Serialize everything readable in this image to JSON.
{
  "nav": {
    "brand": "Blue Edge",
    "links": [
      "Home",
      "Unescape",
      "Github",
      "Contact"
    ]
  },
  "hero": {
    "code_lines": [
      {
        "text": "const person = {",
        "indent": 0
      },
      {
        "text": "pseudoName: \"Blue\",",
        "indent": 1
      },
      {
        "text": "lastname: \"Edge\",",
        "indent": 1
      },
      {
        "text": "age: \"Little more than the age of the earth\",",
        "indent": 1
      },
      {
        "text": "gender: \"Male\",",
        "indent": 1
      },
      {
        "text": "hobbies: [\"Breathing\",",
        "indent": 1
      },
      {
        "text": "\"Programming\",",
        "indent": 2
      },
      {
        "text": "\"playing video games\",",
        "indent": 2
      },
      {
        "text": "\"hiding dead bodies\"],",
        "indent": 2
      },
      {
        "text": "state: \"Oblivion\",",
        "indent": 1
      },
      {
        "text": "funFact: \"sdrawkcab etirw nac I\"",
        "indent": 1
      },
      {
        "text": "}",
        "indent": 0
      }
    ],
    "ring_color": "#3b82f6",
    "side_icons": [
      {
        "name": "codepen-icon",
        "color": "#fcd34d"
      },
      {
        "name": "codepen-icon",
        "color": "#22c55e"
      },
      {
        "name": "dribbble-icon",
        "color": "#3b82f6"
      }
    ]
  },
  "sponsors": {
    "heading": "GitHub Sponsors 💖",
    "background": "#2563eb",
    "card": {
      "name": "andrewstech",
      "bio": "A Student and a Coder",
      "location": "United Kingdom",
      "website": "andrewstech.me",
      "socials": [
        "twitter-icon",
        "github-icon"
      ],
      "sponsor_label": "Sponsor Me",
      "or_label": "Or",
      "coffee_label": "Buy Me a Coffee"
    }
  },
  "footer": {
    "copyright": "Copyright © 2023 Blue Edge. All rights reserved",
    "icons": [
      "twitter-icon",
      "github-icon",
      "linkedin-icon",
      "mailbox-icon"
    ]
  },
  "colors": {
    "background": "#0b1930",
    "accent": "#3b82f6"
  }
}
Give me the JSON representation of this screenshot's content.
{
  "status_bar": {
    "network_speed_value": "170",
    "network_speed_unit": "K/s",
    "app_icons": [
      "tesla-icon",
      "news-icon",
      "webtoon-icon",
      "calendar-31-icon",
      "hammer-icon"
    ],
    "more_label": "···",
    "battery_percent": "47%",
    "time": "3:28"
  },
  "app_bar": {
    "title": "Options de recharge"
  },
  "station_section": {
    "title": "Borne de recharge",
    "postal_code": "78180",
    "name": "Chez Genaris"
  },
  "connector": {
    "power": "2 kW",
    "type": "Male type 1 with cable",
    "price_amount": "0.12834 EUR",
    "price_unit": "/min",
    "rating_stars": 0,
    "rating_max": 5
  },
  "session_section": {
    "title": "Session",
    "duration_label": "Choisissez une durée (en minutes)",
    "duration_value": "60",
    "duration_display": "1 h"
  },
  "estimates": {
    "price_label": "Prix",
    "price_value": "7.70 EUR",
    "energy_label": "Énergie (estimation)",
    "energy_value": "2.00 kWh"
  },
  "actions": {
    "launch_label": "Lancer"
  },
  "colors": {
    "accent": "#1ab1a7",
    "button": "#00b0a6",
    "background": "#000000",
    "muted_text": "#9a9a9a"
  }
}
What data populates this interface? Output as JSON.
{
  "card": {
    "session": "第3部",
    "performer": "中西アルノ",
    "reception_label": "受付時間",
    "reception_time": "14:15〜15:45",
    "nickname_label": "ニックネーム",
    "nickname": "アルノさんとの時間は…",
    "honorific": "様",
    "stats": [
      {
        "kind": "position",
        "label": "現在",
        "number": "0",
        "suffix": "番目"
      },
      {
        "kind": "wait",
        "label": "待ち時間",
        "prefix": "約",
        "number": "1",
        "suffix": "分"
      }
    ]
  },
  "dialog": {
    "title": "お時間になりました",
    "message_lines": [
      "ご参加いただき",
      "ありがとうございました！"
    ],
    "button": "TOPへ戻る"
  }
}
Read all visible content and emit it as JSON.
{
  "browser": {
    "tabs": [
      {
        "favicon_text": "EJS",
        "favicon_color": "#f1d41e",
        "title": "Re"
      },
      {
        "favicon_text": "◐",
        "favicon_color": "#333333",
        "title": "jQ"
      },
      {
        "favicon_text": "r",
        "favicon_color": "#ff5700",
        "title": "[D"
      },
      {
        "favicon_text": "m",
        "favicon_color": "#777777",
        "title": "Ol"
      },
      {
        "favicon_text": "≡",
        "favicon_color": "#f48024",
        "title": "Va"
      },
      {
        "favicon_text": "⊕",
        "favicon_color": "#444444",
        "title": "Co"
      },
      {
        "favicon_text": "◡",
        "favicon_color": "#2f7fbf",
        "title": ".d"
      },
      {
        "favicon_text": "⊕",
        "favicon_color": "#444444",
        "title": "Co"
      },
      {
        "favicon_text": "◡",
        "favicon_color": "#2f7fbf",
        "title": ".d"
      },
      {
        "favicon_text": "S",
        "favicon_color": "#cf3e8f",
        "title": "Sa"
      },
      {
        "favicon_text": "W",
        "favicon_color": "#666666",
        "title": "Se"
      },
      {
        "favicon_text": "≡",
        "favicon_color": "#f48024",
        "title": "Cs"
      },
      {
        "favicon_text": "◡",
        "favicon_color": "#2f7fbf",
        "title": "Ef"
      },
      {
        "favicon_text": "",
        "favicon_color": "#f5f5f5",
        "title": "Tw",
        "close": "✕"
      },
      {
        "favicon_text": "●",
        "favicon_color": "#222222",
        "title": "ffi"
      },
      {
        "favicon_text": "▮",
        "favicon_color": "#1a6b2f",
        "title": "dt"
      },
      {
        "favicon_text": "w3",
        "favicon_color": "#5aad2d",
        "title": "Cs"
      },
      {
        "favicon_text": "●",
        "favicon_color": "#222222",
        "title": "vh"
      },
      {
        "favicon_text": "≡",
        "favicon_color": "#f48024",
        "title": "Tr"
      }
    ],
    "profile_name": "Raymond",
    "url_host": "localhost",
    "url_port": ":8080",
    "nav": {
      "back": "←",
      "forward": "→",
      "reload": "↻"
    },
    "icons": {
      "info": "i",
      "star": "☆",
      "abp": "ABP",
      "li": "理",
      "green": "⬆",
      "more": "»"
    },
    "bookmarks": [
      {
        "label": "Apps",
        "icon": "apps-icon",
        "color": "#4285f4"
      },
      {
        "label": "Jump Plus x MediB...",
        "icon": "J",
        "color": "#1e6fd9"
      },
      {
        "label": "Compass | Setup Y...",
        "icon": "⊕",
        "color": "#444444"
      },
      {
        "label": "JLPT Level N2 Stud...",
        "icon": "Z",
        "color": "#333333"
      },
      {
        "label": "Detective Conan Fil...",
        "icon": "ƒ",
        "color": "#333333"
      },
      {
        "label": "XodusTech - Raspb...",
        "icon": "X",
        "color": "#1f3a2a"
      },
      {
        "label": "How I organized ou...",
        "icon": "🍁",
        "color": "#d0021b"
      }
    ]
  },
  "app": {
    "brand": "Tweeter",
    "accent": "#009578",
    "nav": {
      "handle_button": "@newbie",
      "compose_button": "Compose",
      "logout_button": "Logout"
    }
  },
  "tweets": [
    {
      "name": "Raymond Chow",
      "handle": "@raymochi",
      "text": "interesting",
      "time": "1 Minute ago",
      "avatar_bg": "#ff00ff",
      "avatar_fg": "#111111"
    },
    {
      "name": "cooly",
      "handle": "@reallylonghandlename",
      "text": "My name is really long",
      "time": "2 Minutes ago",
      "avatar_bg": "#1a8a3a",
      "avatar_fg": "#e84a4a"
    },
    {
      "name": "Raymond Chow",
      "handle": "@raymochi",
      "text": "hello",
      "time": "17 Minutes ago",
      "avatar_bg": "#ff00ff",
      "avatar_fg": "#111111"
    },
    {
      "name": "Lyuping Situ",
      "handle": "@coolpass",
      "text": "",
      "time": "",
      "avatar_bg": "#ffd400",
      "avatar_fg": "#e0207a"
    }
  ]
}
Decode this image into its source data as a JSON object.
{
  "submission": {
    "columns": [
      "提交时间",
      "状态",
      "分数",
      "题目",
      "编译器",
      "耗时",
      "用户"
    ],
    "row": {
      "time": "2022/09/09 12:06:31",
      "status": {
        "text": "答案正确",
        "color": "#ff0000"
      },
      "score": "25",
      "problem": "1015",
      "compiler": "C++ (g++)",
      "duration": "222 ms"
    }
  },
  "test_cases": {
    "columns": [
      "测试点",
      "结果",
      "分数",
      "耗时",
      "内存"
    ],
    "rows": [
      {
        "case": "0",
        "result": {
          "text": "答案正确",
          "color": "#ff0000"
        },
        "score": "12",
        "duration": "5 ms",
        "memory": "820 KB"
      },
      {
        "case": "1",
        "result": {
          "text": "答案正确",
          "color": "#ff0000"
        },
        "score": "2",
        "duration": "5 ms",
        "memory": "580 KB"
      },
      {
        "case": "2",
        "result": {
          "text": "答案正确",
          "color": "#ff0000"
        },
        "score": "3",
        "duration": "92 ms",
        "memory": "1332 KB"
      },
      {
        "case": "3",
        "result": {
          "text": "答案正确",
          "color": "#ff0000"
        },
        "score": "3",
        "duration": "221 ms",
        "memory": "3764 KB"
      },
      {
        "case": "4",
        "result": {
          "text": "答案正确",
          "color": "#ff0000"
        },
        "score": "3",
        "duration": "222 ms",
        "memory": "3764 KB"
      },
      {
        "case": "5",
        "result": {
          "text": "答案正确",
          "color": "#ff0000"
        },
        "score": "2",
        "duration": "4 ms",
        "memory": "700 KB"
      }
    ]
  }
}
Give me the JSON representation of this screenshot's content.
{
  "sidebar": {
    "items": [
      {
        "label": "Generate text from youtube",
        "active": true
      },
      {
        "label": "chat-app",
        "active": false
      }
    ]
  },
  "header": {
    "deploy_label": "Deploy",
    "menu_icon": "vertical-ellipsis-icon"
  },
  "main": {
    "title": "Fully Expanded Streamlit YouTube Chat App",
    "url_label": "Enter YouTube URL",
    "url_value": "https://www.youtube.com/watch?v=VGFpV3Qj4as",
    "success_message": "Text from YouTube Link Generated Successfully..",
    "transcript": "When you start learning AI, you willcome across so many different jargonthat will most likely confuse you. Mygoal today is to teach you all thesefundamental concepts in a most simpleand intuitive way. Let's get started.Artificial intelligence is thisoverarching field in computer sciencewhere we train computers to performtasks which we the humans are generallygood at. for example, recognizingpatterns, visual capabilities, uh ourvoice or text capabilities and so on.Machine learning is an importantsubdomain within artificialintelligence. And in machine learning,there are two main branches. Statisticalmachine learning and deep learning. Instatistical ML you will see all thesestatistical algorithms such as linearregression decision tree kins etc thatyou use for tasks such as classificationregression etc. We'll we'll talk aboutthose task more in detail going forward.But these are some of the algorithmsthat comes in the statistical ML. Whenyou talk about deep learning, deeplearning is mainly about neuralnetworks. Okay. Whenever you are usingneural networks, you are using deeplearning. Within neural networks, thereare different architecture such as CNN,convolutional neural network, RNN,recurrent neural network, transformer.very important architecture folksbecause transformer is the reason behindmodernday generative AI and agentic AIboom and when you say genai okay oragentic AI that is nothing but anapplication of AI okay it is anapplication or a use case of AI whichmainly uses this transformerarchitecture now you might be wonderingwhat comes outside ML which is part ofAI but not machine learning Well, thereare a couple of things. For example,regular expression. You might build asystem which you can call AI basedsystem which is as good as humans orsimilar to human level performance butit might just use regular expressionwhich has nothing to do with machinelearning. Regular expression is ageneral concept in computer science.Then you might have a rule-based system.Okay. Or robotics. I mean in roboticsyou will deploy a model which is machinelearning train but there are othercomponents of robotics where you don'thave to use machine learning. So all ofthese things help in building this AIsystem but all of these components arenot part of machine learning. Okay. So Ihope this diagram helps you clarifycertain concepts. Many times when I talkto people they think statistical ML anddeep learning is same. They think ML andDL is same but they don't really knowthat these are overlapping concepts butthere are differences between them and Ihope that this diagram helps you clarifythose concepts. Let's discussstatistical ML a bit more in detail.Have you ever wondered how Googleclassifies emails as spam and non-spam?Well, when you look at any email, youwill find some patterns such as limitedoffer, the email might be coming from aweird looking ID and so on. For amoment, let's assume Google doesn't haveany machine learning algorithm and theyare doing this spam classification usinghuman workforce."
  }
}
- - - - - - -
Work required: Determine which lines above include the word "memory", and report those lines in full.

Answer below:
        "memory": "820 KB"
        "memory": "580 KB"
        "memory": "1332 KB"
        "memory": "3764 KB"
        "memory": "3764 KB"
        "memory": "700 KB"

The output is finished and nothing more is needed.